Eric Hubbard and Tim Marshall each went 2-for-4 for St. Charles.




Dryden TTC perfect; Eagles win slugfest

Dryden TTC banged out 17 hits Thursday night and improved to 3-0 in Cortland County Senior Babe Ruth play with a 15-3 win over Marathon Sautter Construction. The Homer Yankees beat Cortland Alliance 8-0 and Cortland Moose was a 6-4 winner over DeRuyter in other Senior Division games.
In the Junior Division, the Cortland Eagles shaded Cortland Exchange 13-12 while Groton beat the Cortland Elks 13-5 and the Homer White Sox beat Dryden APM Testing 16-3.
Dryden TTC 15, Marathon Sautter 3: Winning pitcher Wayne Dougherty and Pat Perkins had two doubles apiece for the winners, while Cory Goodenough and Matt Colbert had one each. Ryan DeMann doubled in the losing cause.

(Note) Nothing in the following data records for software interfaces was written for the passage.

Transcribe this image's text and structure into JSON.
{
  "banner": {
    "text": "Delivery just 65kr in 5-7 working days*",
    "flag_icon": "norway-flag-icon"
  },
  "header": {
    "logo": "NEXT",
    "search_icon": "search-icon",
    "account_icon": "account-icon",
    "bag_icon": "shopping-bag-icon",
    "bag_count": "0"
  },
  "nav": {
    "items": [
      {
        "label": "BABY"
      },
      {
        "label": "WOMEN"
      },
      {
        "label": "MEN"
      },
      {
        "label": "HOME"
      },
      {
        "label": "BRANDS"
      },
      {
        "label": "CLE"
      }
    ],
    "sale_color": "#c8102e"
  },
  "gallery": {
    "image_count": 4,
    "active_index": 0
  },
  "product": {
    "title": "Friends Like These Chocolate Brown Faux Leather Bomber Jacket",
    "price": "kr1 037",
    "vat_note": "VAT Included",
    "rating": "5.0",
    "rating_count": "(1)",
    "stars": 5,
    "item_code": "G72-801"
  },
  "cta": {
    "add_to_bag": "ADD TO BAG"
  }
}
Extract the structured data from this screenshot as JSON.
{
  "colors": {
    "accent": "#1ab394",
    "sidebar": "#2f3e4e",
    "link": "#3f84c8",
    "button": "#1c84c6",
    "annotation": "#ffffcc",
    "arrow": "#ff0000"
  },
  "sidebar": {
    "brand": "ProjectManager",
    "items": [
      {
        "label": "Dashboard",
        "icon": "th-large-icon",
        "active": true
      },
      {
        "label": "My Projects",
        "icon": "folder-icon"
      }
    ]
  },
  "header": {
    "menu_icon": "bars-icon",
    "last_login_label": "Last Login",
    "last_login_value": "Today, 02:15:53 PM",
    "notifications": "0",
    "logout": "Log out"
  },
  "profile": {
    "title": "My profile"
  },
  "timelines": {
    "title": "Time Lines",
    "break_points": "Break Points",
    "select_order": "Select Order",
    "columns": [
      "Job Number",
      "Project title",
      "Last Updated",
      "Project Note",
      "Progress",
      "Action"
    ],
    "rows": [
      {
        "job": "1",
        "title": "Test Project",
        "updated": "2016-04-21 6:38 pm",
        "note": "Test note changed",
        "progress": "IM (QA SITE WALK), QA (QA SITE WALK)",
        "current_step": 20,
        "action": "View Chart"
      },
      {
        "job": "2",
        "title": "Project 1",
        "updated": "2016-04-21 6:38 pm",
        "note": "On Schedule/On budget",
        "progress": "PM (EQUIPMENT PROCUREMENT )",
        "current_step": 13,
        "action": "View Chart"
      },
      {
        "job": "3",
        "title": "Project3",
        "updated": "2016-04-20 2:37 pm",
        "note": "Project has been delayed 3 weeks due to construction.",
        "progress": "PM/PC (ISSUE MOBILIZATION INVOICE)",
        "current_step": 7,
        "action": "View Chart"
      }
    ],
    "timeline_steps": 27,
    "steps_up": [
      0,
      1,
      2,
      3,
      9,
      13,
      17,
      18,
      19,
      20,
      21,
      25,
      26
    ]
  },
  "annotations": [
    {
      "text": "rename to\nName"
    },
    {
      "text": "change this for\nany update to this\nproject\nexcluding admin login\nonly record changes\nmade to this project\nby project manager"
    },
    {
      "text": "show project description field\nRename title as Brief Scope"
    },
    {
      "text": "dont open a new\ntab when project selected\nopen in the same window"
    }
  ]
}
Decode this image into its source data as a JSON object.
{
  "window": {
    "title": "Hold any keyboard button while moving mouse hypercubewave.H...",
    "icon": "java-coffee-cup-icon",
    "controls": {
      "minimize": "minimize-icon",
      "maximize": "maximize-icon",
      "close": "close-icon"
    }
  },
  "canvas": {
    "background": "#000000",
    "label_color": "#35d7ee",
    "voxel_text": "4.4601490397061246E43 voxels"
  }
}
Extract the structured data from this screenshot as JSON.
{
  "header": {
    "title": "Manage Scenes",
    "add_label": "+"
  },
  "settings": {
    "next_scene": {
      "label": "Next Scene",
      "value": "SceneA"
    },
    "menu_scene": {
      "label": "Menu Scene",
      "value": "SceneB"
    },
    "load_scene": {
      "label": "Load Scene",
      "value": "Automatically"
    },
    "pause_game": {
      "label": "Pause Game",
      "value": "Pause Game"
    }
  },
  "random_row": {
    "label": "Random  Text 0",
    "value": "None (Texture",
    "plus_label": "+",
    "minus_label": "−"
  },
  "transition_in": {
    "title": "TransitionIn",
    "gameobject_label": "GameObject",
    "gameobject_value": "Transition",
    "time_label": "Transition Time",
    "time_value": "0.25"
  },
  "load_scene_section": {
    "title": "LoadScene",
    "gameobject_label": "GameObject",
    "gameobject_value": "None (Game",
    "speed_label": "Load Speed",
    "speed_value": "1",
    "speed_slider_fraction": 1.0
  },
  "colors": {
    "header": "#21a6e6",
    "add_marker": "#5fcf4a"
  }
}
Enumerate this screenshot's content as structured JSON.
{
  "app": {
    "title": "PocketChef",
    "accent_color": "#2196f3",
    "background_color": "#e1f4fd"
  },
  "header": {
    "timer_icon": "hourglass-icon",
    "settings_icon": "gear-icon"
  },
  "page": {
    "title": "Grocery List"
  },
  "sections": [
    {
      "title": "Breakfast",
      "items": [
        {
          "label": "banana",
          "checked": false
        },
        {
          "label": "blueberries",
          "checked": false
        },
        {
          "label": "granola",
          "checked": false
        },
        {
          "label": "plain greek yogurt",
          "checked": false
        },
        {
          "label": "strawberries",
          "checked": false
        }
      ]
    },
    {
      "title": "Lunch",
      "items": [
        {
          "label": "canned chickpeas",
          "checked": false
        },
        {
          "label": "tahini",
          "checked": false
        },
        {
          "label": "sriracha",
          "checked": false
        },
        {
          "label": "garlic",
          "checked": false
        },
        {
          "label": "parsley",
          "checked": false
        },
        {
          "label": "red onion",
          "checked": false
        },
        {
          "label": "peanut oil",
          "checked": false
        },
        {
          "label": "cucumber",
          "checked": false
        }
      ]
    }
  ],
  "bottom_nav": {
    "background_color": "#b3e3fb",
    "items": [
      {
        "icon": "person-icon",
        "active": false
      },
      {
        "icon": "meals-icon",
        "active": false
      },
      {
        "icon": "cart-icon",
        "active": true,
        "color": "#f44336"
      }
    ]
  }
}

Homer Yankees 8, Cortland Alliance 0: Zach Blanden and Alex Duell teamed up for a three-hit shutout for the Yankees. Blanden wiggled out of a bases-loaded jam with no outs in the third and threw one-hit ball for four innings, Duell fanning four over the final two frames. Eric Rosato (double) and Zach Randolph had three hits each for the Yankees, while losing pitcher Matt Carr had eight strikeouts.
Cortland Moose 6, DeRuyter 4: Winning pitcher Garrett Wyatt helped himself by going 3-for-4 and scoring twice, while Cody Smith pitched the final three innings with five strikeouts to earn a save. Brett Vosburg doubled for DeRuyter.
Cortland Eagles 13, Cortland Exchange 12: Ryan Flatt (double) had three hits and winning pitcher Kevin Shaw, Jordan Southworth and Shane Stiles two hits apiece for the Eagles. Flatt escaped a bases-loaded, two-out jam in the seventh.
Groton 13, Cortland Elks 5: Groton scored four times in the first and third innings and was never headed in its season-opener. Logan Wannall, Isiah Young, Brian Chaffee and Jon Sweazy each had a double for the winners, as did Brandon Babcock and Lucas Bush for the Elks.
Homer White Sox 16, Dryden APM 3: Nate Parker (two doubles, two RBIs) and Matt Compton (double, two RBIs) both went 4-for-5 to lead a 21-hit White Sox attack. Brent Quinlan went 2-for-2 with two RBIs and Brian Bartleson 2-for-3 with a double and three RBIs, while winning pitcher Zephan Kash went 2-for-5 with two RBIs and fanned five in throwing a complete game.